In Virginia, 59% of poll respondents said that they oppose the Marketplace Fairness Act, compared to 33% of voters who said they favor it. Even self-identified liberals oppose the law by a 47 to 46 point margin. Republicans oppose the bill 67% to 28% and Independents oppose it 56% to 36%. Voters are even more opposed to the concept of empowering out of state retailers to collect taxes on Virginia online consumers, by a 68% to 26% margin.
The Marketplace Fairness Act has little chance of passing Congress this year but that hasn’t stopped some from pushing for the bill, in an effort to generate revenue for the state. The 2013 transportation package, which amounted to a $5.9 billion tax increase on Virginians included a provision that counted on passage of MFA at the federal level, as a way of generating money for state coffers.

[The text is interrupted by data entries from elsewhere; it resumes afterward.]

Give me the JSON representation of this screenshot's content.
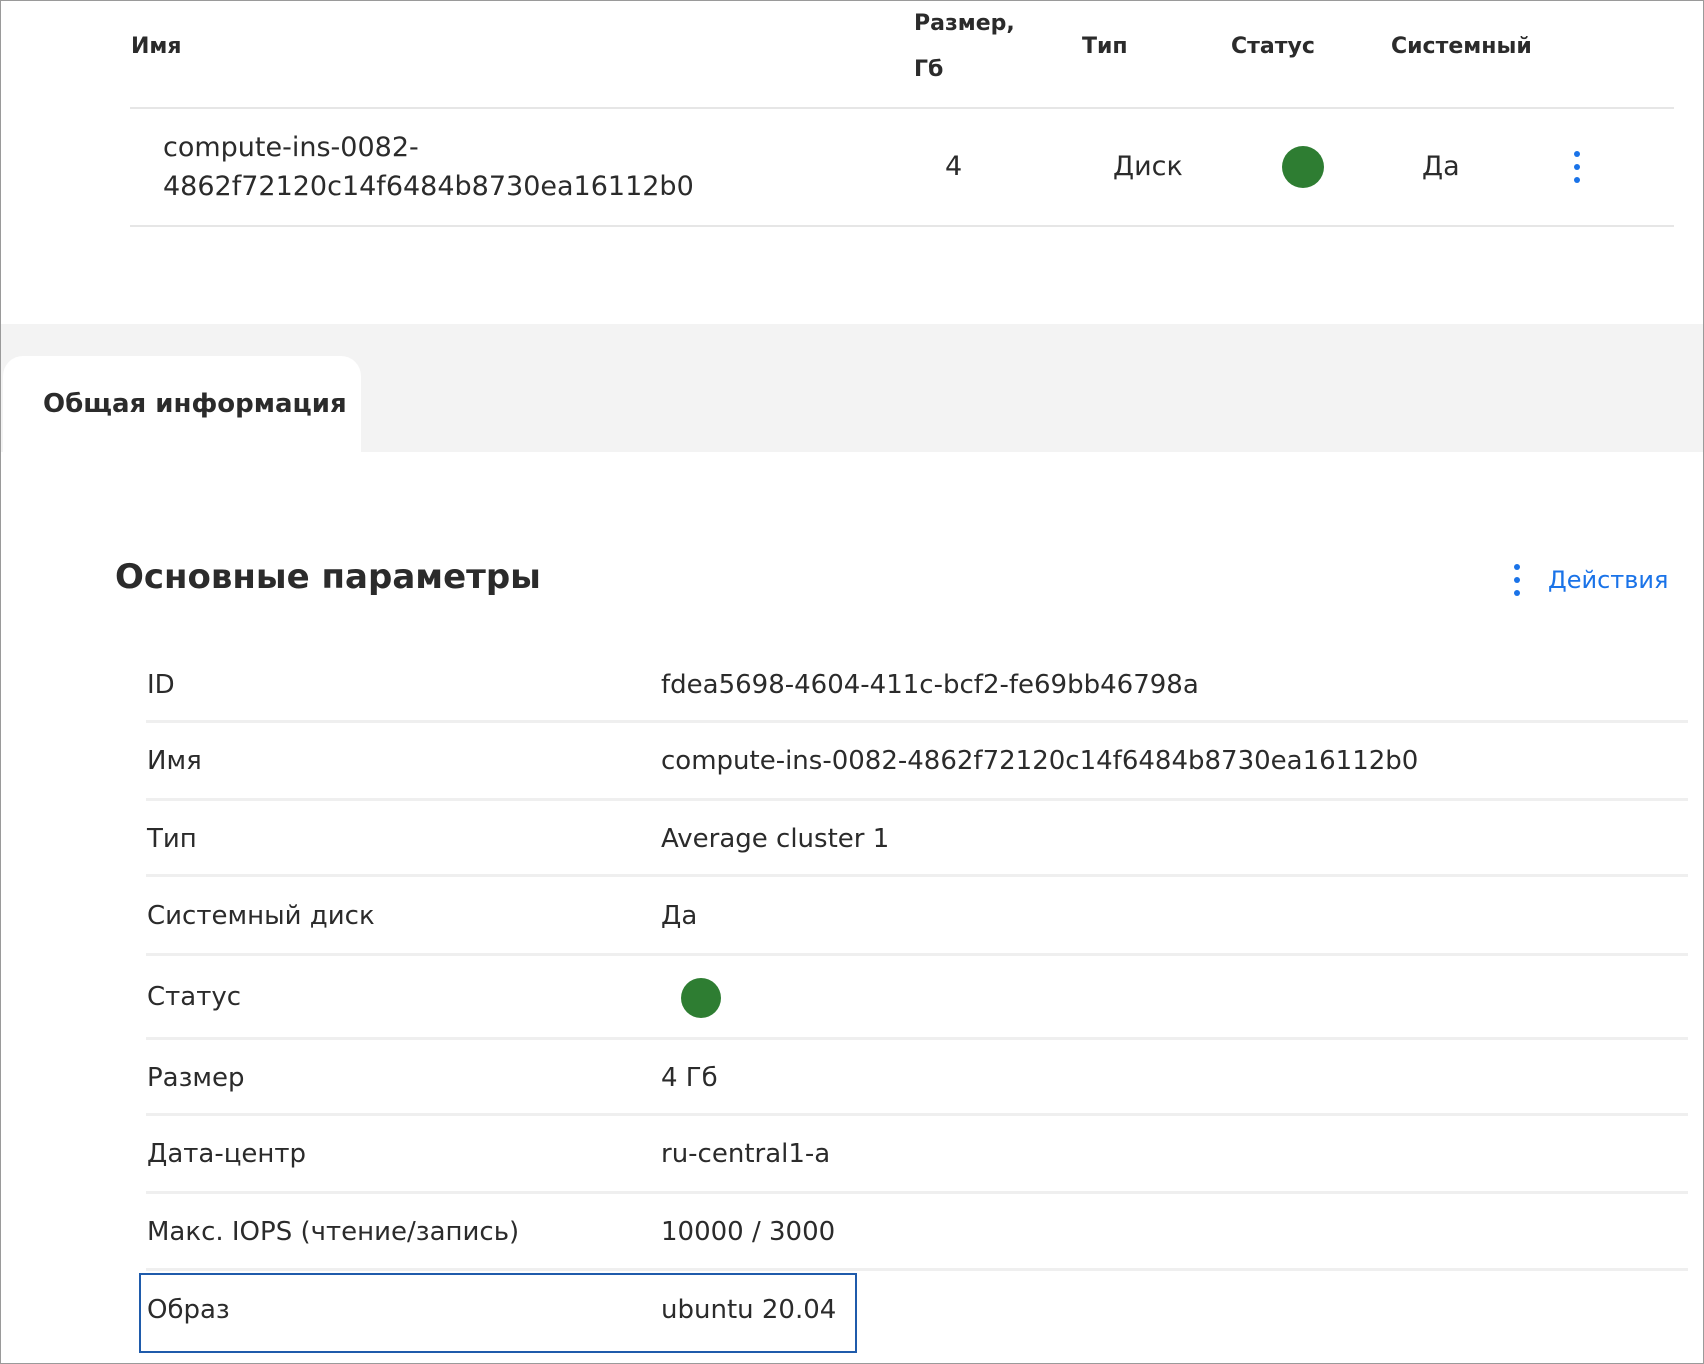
{
  "disks_table": {
    "headers": {
      "name": "Имя",
      "size_line1": "Размер,",
      "size_line2": "Гб",
      "type": "Тип",
      "status": "Статус",
      "system": "Системный"
    },
    "rows": [
      {
        "name_line1": "compute-ins-0082-",
        "name_line2": "4862f72120c14f6484b8730ea16112b0",
        "size": "4",
        "type": "Диск",
        "status": "active",
        "system": "Да"
      }
    ]
  },
  "tabs": [
    {
      "label": "Общая информация",
      "active": true
    }
  ],
  "section": {
    "title": "Основные параметры",
    "actions_label": "Действия"
  },
  "properties": [
    {
      "key": "ID",
      "value": "fdea5698-4604-411c-bcf2-fe69bb46798a"
    },
    {
      "key": "Имя",
      "value": "compute-ins-0082-4862f72120c14f6484b8730ea16112b0"
    },
    {
      "key": "Тип",
      "value": "Average cluster 1"
    },
    {
      "key": "Системный диск",
      "value": "Да"
    },
    {
      "key": "Статус",
      "value": ""
    },
    {
      "key": "Размер",
      "value": "4 Гб"
    },
    {
      "key": "Дата-центр",
      "value": "ru-central1-a"
    },
    {
      "key": "Макс. IOPS (чтение/запись)",
      "value": "10000 / 3000"
    },
    {
      "key": "Образ",
      "value": "ubuntu 20.04"
    }
  ],
  "colors": {
    "status_ok": "#2e7d32",
    "accent": "#1a73e8",
    "highlight_border": "#1f5bab"
  },
  "icons": {
    "row_menu": "more-vertical-icon",
    "actions_menu": "more-vertical-icon",
    "status": "status-dot-icon"
  }
}
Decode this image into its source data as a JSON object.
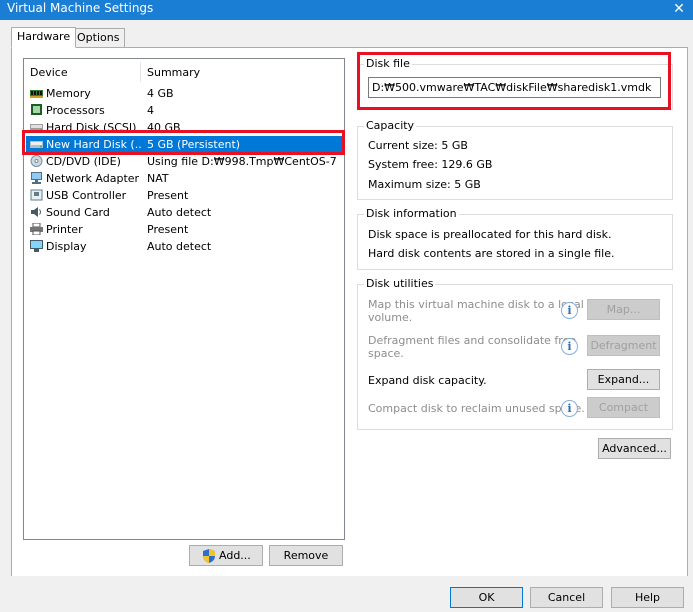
{
  "window": {
    "title": "Virtual Machine Settings",
    "close_glyph": "✕"
  },
  "tabs": [
    {
      "label": "Hardware"
    },
    {
      "label": "Options"
    }
  ],
  "device_list": {
    "col_device": "Device",
    "col_summary": "Summary",
    "rows": [
      {
        "device": "Memory",
        "summary": "4 GB",
        "icon": "memory-icon"
      },
      {
        "device": "Processors",
        "summary": "4",
        "icon": "processor-icon"
      },
      {
        "device": "Hard Disk (SCSI)",
        "summary": "40 GB",
        "icon": "hard-disk-icon"
      },
      {
        "device": "New Hard Disk (...",
        "summary": "5 GB (Persistent)",
        "icon": "hard-disk-icon",
        "selected": true
      },
      {
        "device": "CD/DVD (IDE)",
        "summary": "Using file D:₩998.Tmp₩CentOS-7-...",
        "icon": "cd-dvd-icon"
      },
      {
        "device": "Network Adapter",
        "summary": "NAT",
        "icon": "network-adapter-icon"
      },
      {
        "device": "USB Controller",
        "summary": "Present",
        "icon": "usb-icon"
      },
      {
        "device": "Sound Card",
        "summary": "Auto detect",
        "icon": "sound-card-icon"
      },
      {
        "device": "Printer",
        "summary": "Present",
        "icon": "printer-icon"
      },
      {
        "device": "Display",
        "summary": "Auto detect",
        "icon": "display-icon"
      }
    ]
  },
  "buttons": {
    "add": "Add...",
    "remove": "Remove",
    "ok": "OK",
    "cancel": "Cancel",
    "help": "Help",
    "advanced": "Advanced..."
  },
  "disk_file": {
    "legend": "Disk file",
    "path": "D:₩500.vmware₩TAC₩diskFile₩sharedisk1.vmdk"
  },
  "capacity": {
    "legend": "Capacity",
    "current_size": "Current size:  5 GB",
    "system_free": "System free:  129.6 GB",
    "maximum_size": "Maximum size:  5 GB"
  },
  "disk_information": {
    "legend": "Disk information",
    "line1": "Disk space is preallocated for this hard disk.",
    "line2": "Hard disk contents are stored in a single file."
  },
  "disk_utilities": {
    "legend": "Disk utilities",
    "map_text_1": "Map this virtual machine disk to a local",
    "map_text_2": "volume.",
    "map_button": "Map...",
    "defrag_text_1": "Defragment files and consolidate free",
    "defrag_text_2": "space.",
    "defrag_button": "Defragment",
    "expand_text": "Expand disk capacity.",
    "expand_button": "Expand...",
    "compact_text": "Compact disk to reclaim unused space.",
    "compact_button": "Compact",
    "info_glyph": "i"
  },
  "colors": {
    "title_bar": "#1a7fd4",
    "selection": "#0078d7",
    "highlight_box": "#e81123"
  }
}
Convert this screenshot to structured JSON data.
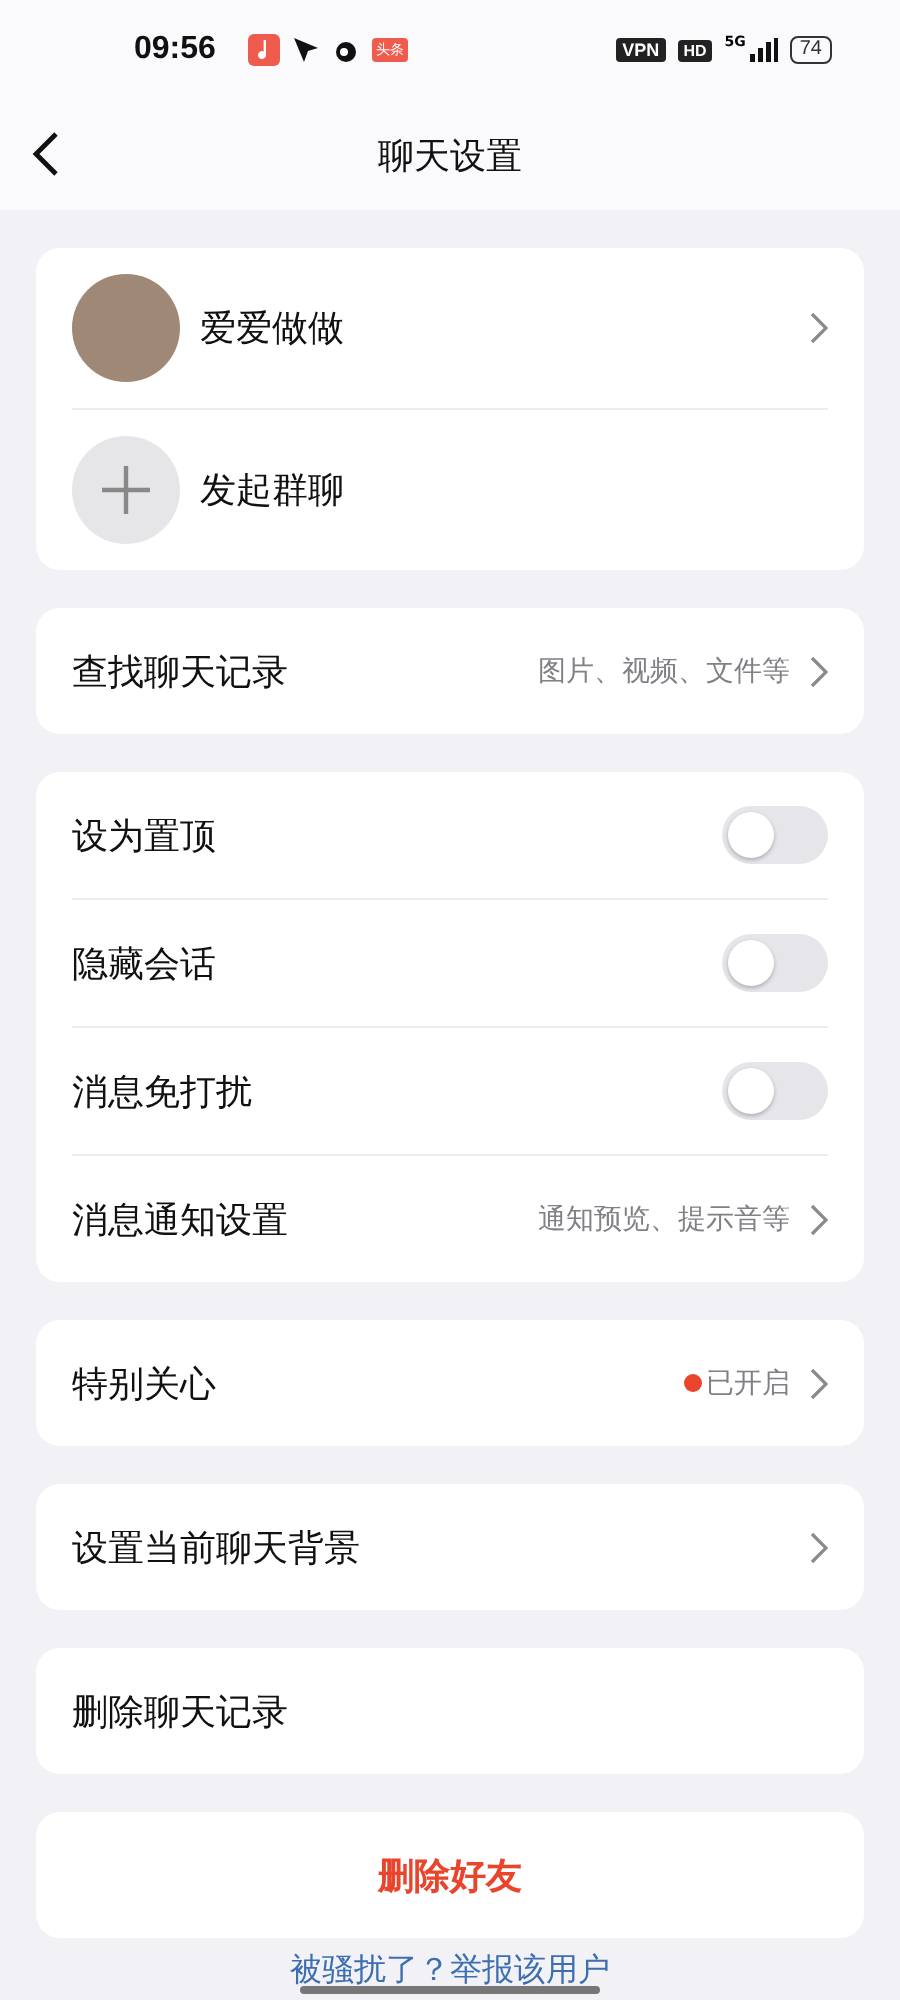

If and when MFA fails to pass by year’s end, the state gas tax will automatically increase from 3.5% to 5.1%, amounting to a $1.2 billion tax hike over 5 years.
Conservative activists would be wise to focus on repealing this provision of House Bill 2313 (the transportation package) instead of urging members of Congress like Representative Bob Goodlatte to support MFA.
“This most recent poll confirms what many of us have been saying for more than a year; subjecting small businesses and online consumers to billions of dollars in higher taxes and compliance costs is a widely unpopular idea, especially in Virginia,” said ATR state affairs manager Paul Blair.
“Last year’s transportation package included a trigger to grab more money from consumers if the Marketplace Fairness Act failed and now state lawmakers have until the end of the year to figure out how to stop the gas tax from going up. Without legislative action in Richmond, motorists throughout the commonwealth will all see even higher gas prices at the beginning of next year.
If I was a Republican running for re-election in next year’s legislative races and had previously supported the transportation package and online tax schemes like MFA, I’d be worried about a primary challenge from the right.”
To learn more about the Marketplace Fairness Act and our fight against taxing the internet, visit http://www.digitalliberty.net/.